L-3 Mission Integration and Aerosud displayed their Spydr intelligence, surveillance and reconnaissance aircraft at the Waterkloof Air Show on Saturday in the aircraft’s first international appearance since debuting in mid-July at the Royal International Air Tattoo in the United Kingdom.
Spydr is being touted as a highly effective solution for South Africa’s maritime surveillance and border control needs. L-3 says it can be deployed operationally in less than a year.
The Spydr South Africa team is led by L-3 Mission Integration and South African prime contractor Aerosud, supported by Zeiss Optronics, Saab, Tellumat, Reutech, and Advanced Technologies and Engineering (ATE). In addition to being prime contractor for South Africa, Aerosud can also perform aircraft modifications and provide support services.
The Spydr system was displayed aboard a modified Hawker Beechcraft King Air 350ER, but is platform independent. The aircraft features an L-3 Wescam MX-15 electro-optical/infrared sensor payload mounted in a ball turret under the fuselage, a satellite communications fairing, line of sight tactical common data link and self protection suite.
“Team SA SPYDR is pleased to support the urgent multi-mission requirements of South Africa, as well as all of the members of the Southern African Development Community (SADC),” said Mark Johnson, L-3 Mission Integration vice president of next-generation ISR special programs. “L-3’s strategic investment in SPYDR…provides a platform that is flexible and rapidly reconfigurable to quickly adapt to new and emerging mission requirements.”

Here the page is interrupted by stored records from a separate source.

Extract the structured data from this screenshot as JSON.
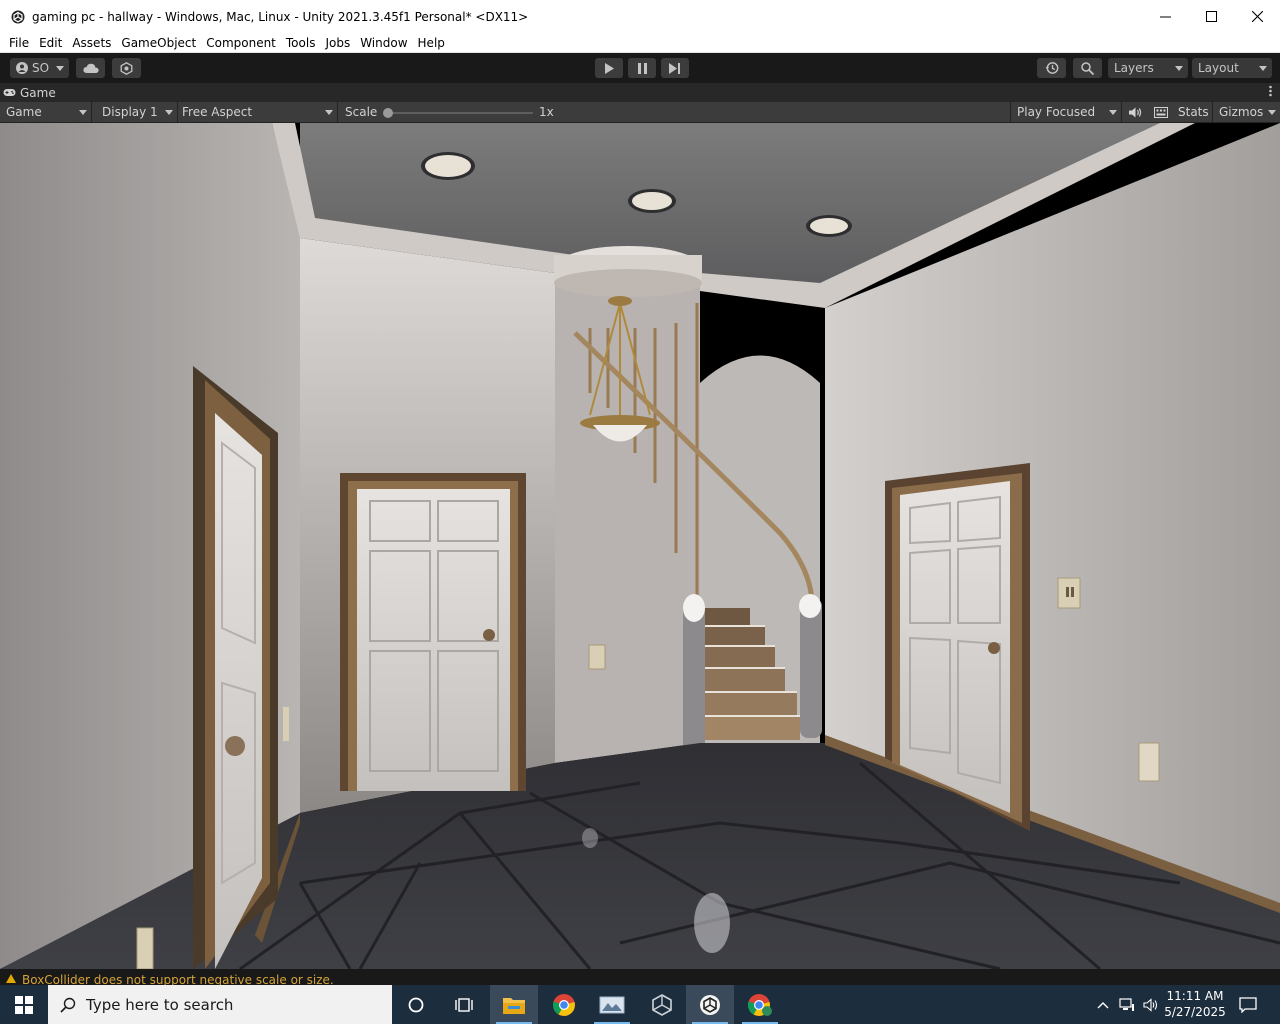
{
  "window": {
    "title": "gaming pc - hallway - Windows, Mac, Linux - Unity 2021.3.45f1 Personal* <DX11>"
  },
  "menu": [
    "File",
    "Edit",
    "Assets",
    "GameObject",
    "Component",
    "Tools",
    "Jobs",
    "Window",
    "Help"
  ],
  "toolbar": {
    "account_label": "SO",
    "layers_label": "Layers",
    "layout_label": "Layout"
  },
  "game_tab": {
    "label": "Game"
  },
  "game_bar": {
    "view_mode": "Game",
    "display": "Display 1",
    "aspect": "Free Aspect",
    "scale_label": "Scale",
    "scale_value": "1x",
    "scale_fraction": 0.0,
    "play_mode": "Play Focused",
    "stats_label": "Stats",
    "gizmos_label": "Gizmos"
  },
  "status": {
    "message": "BoxCollider does not support negative scale or size."
  },
  "taskbar": {
    "search_placeholder": "Type here to search",
    "time": "11:11 AM",
    "date": "5/27/2025",
    "apps": [
      "cortana-icon",
      "task-view-icon",
      "file-explorer-icon",
      "chrome-icon",
      "photos-icon",
      "unity-hub-icon",
      "unity-editor-icon",
      "chrome-profile-icon"
    ]
  },
  "colors": {
    "editor_dark": "#191919",
    "panel": "#3c3c3c",
    "warning": "#d4a33a",
    "taskbar": "#1c2d3e",
    "accent": "#76b9ed"
  }
}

“It’s a very robust design based on our expertise in fielding small, manned ISR aircraft to various customers around the world. These aircraft have demonstrated unparalleled performance in the last three years: more than 40,000 sorties with 170,000 flight hours, while yielding mission availability rates above 95 percent,” Johnson continued. “L-3 and its South African partners have a committed team and proven track record in providing near-term effective solutions to the South African National Defence Force (SANDF).”
L-3 said the Spydr shares commonality with King Airs that have been in the SAAF’s inventory since the 1980s. The platform is able to performance long endurance missions as it is capable of nine hours of flight.
“Today’s sensors and modern mission management systems obviate the need for expensive maritime patrol aircraft (MPA) for today’s ISR missions,” said Hartog Blok, retired South African Air Force colonel and member of Team SA Spydr. “Traditionally, MPA platforms are very expensive not only to acquire, but also to maintain and operate. SPYDR, however, is a very affordable system with most, if not all, of the capability of more traditional MPA platforms.”
“Two Spydrs can be bought and operated for the cost of one MPA, such as the C-295 or ATR-72, and can fulfil 90 percent of all MPA mission requirements,” Blok said. “In this era of reduced budgets and immediate threats to our borders and economic trade routes, we feel SPYDR is a genuinely sensible, sustainable and immediate solution to South Africa’s urgent border protection and maritime needs.”
“Team SA Spydr is introducing the SA Spydr to all of the SADC countries as a low-cost and highly effective solution to their ISR needs. L-3, Aerosud and its partners have also developed leasing models for SA Spydr, which allow countries with limited budgets to obtain Spydr’s capabilities.”
“The Waterkloof Air Show this year is only our first step, and Team SA Spydr hopes to bring Spydr back to Africa in 2012 for a full tour and demonstration to all the SADC countries,” concluded Blok.
“The aircraft is the result of a research and development project by our company for the small ISR aircraft market,” Bob Spivey, L-3 MID’s vice-president, special programmes told Flight International in July. “This is a multi-year investment in multiple technologies.”
L-3 drew on L-3’s experience in modifying 46 King Airs for the US military. “The results have been excellent,” Spivey said. “Now our thought is what’s next, and what could we do internationally.”
L-3 expects to sell around 150 Spydr aircraft and said it had identified several potential buyers in Africa, Asia and the Middle East. The system is aimed at both civilian and military customers.
Following the Waterkloof air show, the Spydr was set to return to the United States for further technology to be added and for further demonstration.